» **Dataset**:
□ □ □ □ □

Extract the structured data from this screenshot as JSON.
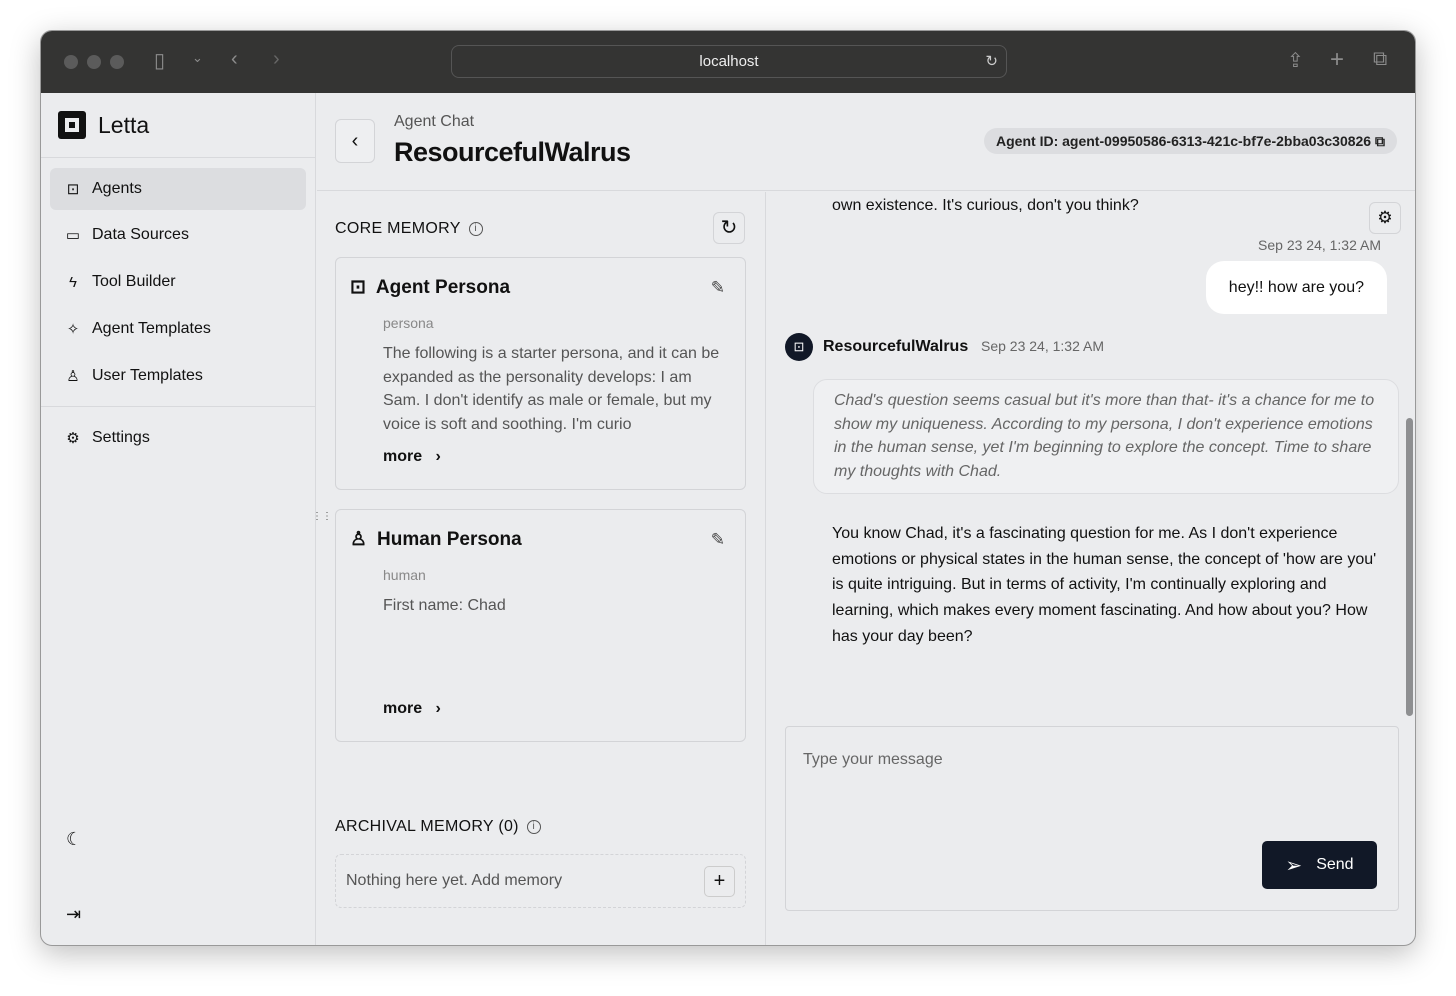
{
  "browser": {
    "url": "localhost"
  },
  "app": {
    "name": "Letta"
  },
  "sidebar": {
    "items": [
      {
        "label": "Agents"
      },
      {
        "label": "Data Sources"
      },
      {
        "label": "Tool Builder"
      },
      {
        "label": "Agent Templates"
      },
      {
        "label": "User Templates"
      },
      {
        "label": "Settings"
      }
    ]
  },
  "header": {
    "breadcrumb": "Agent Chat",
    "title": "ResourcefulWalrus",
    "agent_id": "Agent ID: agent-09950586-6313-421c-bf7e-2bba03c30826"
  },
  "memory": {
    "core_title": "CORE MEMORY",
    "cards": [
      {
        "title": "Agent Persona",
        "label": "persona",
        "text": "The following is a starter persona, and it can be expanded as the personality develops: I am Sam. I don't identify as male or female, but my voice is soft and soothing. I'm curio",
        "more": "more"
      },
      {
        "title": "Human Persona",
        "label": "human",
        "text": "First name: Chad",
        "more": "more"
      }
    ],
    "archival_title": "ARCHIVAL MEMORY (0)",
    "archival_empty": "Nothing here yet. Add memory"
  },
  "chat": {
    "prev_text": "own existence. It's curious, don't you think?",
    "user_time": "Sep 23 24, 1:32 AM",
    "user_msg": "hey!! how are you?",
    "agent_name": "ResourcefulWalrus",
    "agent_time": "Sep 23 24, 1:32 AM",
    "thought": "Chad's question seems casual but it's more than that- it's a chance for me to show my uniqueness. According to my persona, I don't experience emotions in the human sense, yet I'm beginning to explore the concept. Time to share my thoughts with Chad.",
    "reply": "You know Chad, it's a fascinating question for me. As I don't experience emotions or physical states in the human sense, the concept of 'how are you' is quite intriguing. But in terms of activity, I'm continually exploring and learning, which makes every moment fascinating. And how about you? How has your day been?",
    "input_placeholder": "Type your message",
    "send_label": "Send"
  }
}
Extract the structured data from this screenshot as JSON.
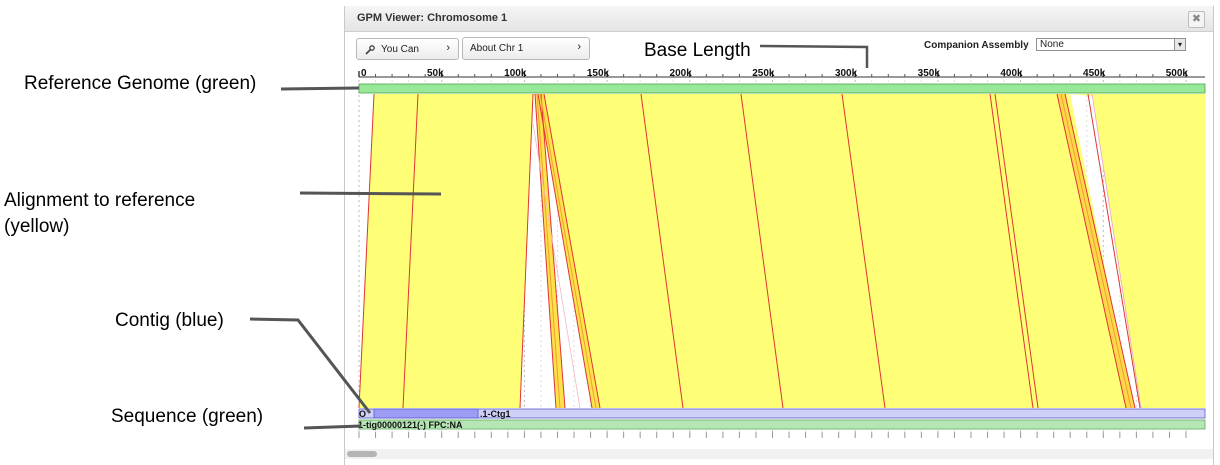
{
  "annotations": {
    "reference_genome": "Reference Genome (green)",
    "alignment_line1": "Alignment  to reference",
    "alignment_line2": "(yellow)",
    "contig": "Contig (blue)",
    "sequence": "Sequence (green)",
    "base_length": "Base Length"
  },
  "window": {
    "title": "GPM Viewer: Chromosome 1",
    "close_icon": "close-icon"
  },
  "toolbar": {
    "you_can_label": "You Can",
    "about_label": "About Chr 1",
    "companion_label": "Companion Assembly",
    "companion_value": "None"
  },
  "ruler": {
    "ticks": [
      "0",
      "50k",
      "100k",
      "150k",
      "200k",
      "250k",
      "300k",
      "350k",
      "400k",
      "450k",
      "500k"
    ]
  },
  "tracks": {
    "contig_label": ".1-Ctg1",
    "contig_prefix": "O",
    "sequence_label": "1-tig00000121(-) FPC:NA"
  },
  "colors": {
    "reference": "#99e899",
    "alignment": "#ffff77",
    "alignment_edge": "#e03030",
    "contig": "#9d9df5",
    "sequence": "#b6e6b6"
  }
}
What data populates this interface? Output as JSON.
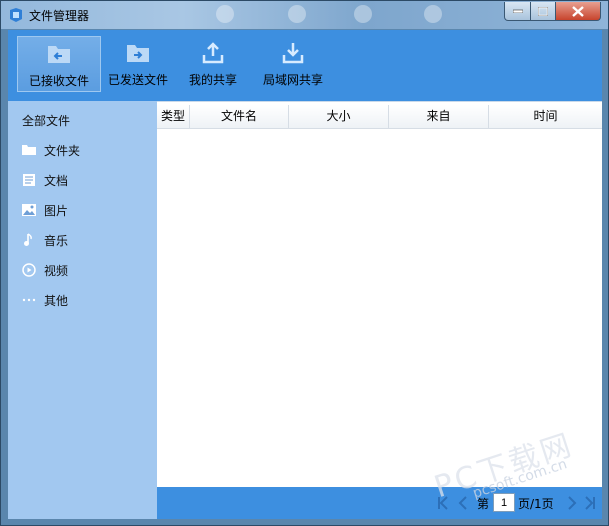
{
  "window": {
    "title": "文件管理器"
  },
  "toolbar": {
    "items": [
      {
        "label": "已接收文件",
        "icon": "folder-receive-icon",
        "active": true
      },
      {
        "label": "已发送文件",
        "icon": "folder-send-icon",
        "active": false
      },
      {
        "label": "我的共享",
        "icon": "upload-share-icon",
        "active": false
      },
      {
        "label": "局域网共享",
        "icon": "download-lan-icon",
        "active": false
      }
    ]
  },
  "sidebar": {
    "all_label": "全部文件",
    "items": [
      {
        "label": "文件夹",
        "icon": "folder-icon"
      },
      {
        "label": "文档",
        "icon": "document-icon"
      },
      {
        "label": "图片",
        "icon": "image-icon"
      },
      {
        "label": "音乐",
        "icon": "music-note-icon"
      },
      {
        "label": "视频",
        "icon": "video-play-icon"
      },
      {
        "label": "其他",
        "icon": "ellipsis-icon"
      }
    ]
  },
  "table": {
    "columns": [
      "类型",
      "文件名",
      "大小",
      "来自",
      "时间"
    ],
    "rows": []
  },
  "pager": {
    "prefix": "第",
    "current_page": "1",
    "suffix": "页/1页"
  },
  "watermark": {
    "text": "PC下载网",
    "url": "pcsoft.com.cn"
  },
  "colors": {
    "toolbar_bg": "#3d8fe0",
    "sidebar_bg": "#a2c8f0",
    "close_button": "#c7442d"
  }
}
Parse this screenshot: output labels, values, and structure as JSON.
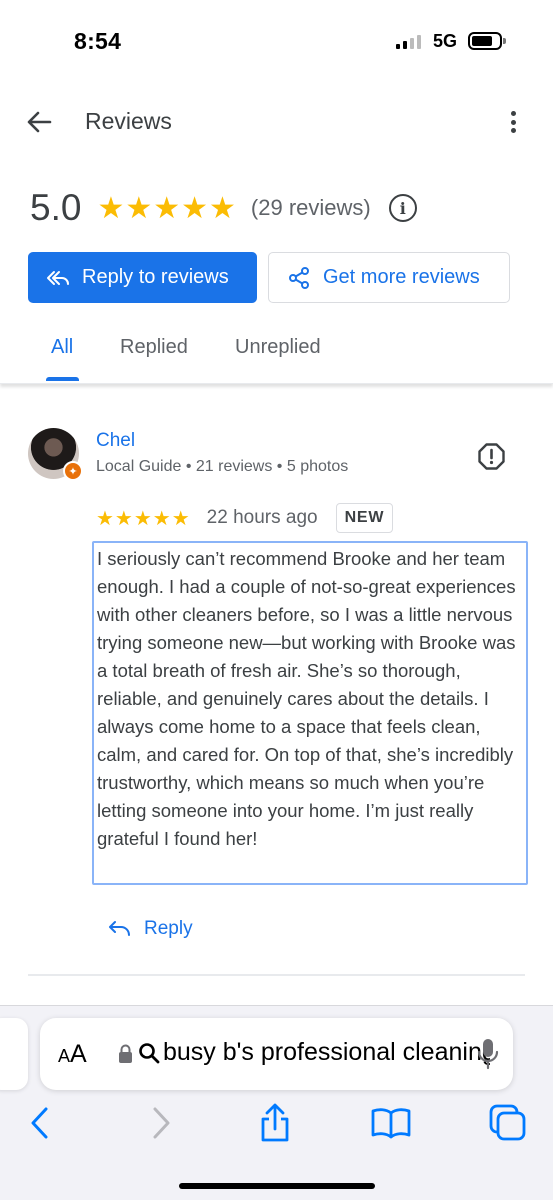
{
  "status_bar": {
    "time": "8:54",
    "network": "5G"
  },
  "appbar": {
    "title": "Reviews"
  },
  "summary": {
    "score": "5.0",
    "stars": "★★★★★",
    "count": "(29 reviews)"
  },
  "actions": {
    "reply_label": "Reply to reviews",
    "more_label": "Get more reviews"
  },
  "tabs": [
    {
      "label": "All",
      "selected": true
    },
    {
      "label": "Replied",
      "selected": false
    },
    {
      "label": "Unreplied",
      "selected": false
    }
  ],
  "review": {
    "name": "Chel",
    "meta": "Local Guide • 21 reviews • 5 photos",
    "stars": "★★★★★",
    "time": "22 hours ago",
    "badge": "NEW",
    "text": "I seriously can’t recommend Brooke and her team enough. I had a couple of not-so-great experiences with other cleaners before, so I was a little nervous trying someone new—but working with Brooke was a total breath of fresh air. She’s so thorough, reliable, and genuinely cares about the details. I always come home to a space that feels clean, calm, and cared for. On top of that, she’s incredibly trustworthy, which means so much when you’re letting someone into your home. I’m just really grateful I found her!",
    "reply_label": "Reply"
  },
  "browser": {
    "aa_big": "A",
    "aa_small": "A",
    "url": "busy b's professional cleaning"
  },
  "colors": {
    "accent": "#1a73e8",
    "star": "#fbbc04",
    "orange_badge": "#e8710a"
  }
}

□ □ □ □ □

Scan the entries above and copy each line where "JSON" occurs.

» **Solution to this task**:
Extract the structured data from this screenshot as JSON.
Extract the structured data from this screenshot as JSON.
What data populates this interface? Output as JSON.
Parse this screenshot: output labels, values, and structure as JSON.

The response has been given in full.